Over the years regular exhibitions have seen the introduction of countless new varieties. From 1905, the society decided to publish an annual booklet to record the developments of the year and this has continued (with the exception of 1941-43) every year since. The NSPS Annual includes a great diversity of articles and remains our flagship publication. Sample articles from the 2016 Annual are reproduced via links in the Membership section.
The society expanded its publications in 1939 to issue four bulletins a year. The number and size of bulletins has varied over the years but now stands at two per year.
The Society’s objects remain:
To disseminate knowledge of Sweet Peas and other Lathyrus species,
To encourage, improve and extend the cultivation of these flowers by means of scientific trials, the holding of exhibitions and displays, by publications and other actiivities.
Hardy Plant Society – We love hardy perennials for their variety, colours, shapes, sizes and longevity. We help each other to grow them better, to try different species and we exchange and spread information about them.
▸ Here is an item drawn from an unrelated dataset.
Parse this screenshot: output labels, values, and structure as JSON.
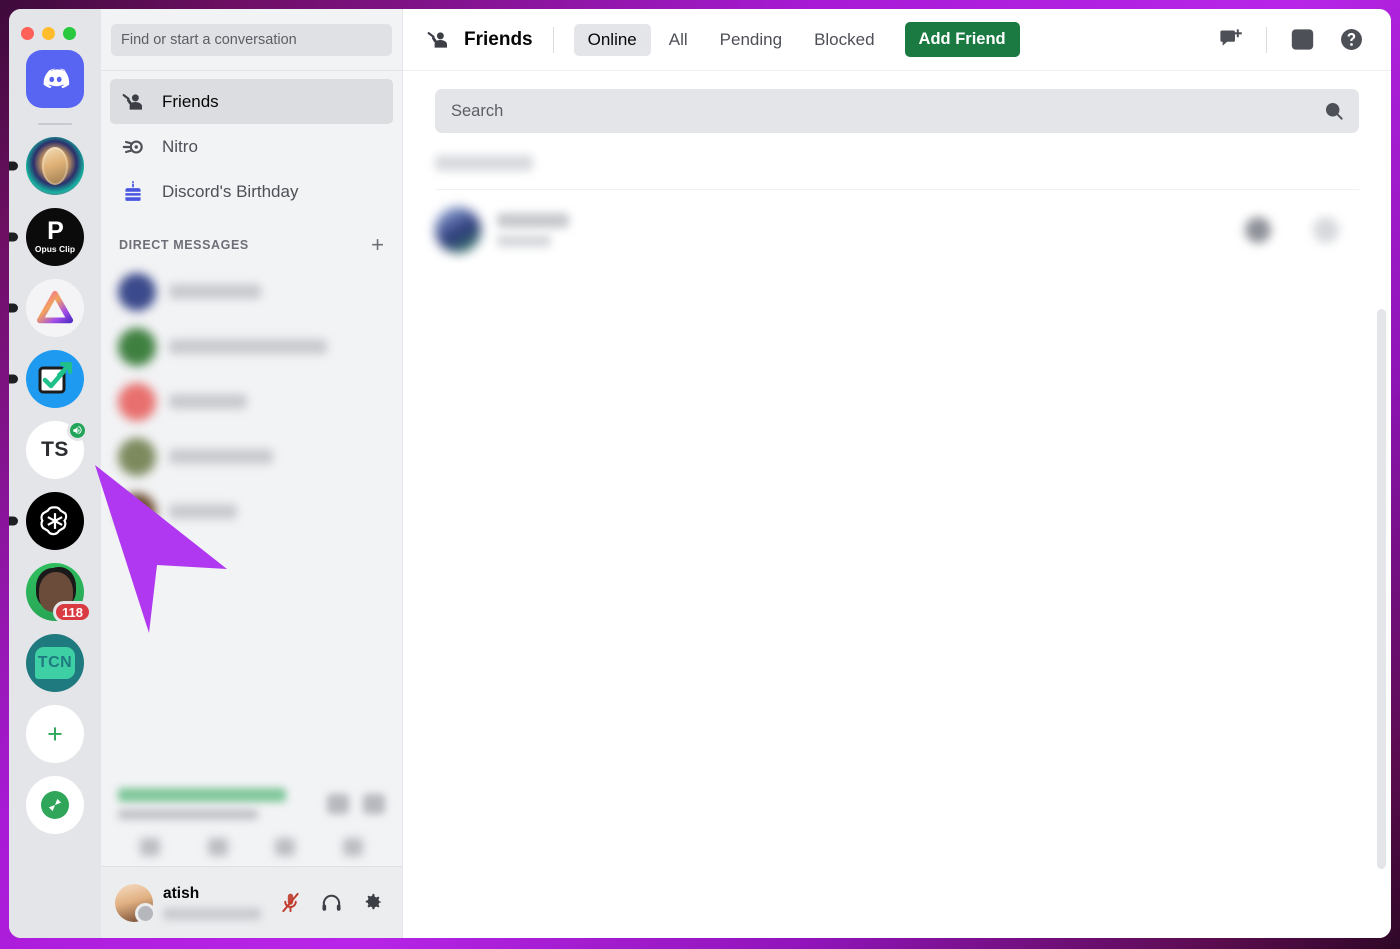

Most of us are in the UK but some garden outside it. Some of us are experts, like our President, Roy Lancaster, the renowned plant explorer, some of us are beginners and most of us are somewhere in-between, but we all want to learn more to make our planting more satisfying and to enjoy our gardens more.
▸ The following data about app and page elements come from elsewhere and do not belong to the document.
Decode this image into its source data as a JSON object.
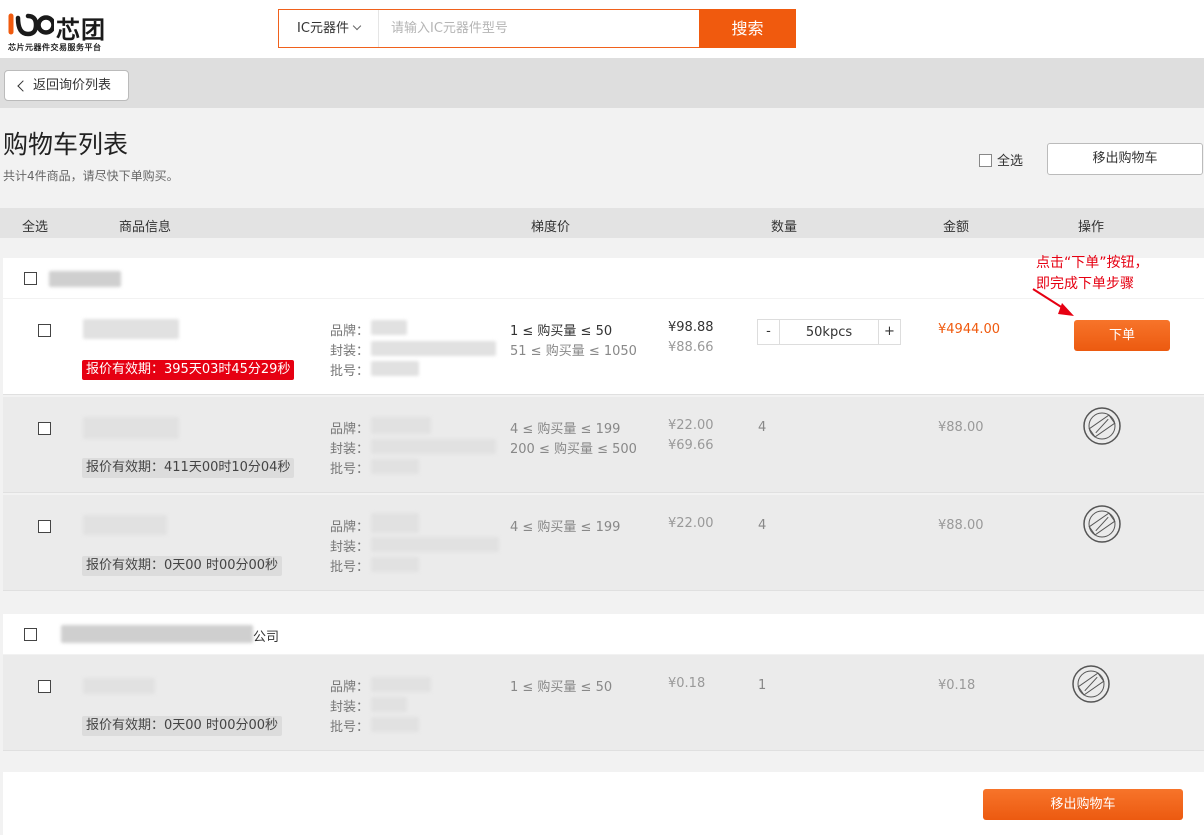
{
  "header": {
    "logo_mark": "ιΘ",
    "logo_text": "芯团",
    "logo_sub": "芯片元器件交易服务平台",
    "search_category": "IC元器件",
    "search_placeholder": "请输入IC元器件型号",
    "search_button": "搜索"
  },
  "nav": {
    "back_label": "返回询价列表"
  },
  "page": {
    "title": "购物车列表",
    "subtitle": "共计4件商品，请尽快下单购买。",
    "select_all_label": "全选",
    "remove_label": "移出购物车"
  },
  "table_headers": [
    "全选",
    "商品信息",
    "梯度价",
    "数量",
    "金额",
    "操作"
  ],
  "groups": [
    {
      "supplier_visible_suffix": "",
      "rows": [
        {
          "validity": "报价有效期：395天03时45分29秒",
          "brand_label": "品牌：",
          "package_label": "封装：",
          "batch_label": "批号：",
          "tiers": [
            "1 ≤ 购买量 ≤ 50",
            "51 ≤ 购买量 ≤ 1050"
          ],
          "prices": [
            "¥98.88",
            "¥88.66"
          ],
          "quantity": "50kpcs",
          "amount": "¥4944.00",
          "action": "下单"
        },
        {
          "validity": "报价有效期：411天00时10分04秒",
          "brand_label": "品牌：",
          "package_label": "封装：",
          "batch_label": "批号：",
          "tiers": [
            "4 ≤ 购买量 ≤ 199",
            "200 ≤ 购买量 ≤ 500"
          ],
          "prices": [
            "¥22.00",
            "¥69.66"
          ],
          "quantity": "4",
          "amount": "¥88.00",
          "action_icon": "expired-stamp-icon"
        },
        {
          "validity": "报价有效期：0天00 时00分00秒",
          "brand_label": "品牌：",
          "package_label": "封装：",
          "batch_label": "批号：",
          "tiers": [
            "4 ≤ 购买量 ≤ 199"
          ],
          "prices": [
            "¥22.00"
          ],
          "quantity": "4",
          "amount": "¥88.00",
          "action_icon": "expired-stamp-icon"
        }
      ]
    },
    {
      "supplier_visible_suffix": "公司",
      "rows": [
        {
          "validity": "报价有效期：0天00 时00分00秒",
          "brand_label": "品牌：",
          "package_label": "封装：",
          "batch_label": "批号：",
          "tiers": [
            "1 ≤ 购买量 ≤ 50"
          ],
          "prices": [
            "¥0.18"
          ],
          "quantity": "1",
          "amount": "¥0.18",
          "action_icon": "expired-stamp-icon"
        }
      ]
    }
  ],
  "stepper": {
    "minus": "-",
    "plus": "+"
  },
  "annotation": {
    "line1": "点击“下单”按钮，",
    "line2": "即完成下单步骤"
  },
  "footer": {
    "remove_label": "移出购物车"
  },
  "colors": {
    "accent": "#f05a0e",
    "validity_hot": "#e60012"
  }
}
Being members of the Hardy Plant Society gives us more opportunities to meet others, in local groups and special interest groups focusing on a particular plant family or growing conditions; to attend National Society events; to obtain a wide range of perennial plants and take part in our Seed Distribution Scheme and, by being involved in our Conservation Scheme, help keep garden-worthy plants in cultivation by as many people as possible.
Joining the National Hardy Plant Society means you can join other members in a wide range of gardening activities.
Once you’ve joined us we’ll invite you also to join the local group or minigroup nearest to you. There are over 40, so one will probably be reasonably close by. Each group sets its own programme but will usually include talks by local or national speakers, garden visits and plant sales. Some also organise plant sales open to the public and short garden tours. Most produce a newsletter.
East of England Apples and Orchards Project is working to ensure a future for local orchard fruits and orchards. There are around 250 local varieties of apple, pear, plum, and cherry that come from the seven counties of our region – Bedfordshire, Cambridgeshire, Essex, Hertfordshire, Lincolnshire, Norfolk and Suffolk. These varieties and their orchard habitat need to be preserved for their local significance, genetic diversity, as local food sources and for their landscape and wildlife value. There are also hundreds of ‘lost’ fruit varieties known only from written records. Maybe you can help us find them? There are many ways to help us. You could become a member; buy our fruit trees; sign up for a workshop; come to an Apple Day; buy local-grown fruit or help us survey orchards.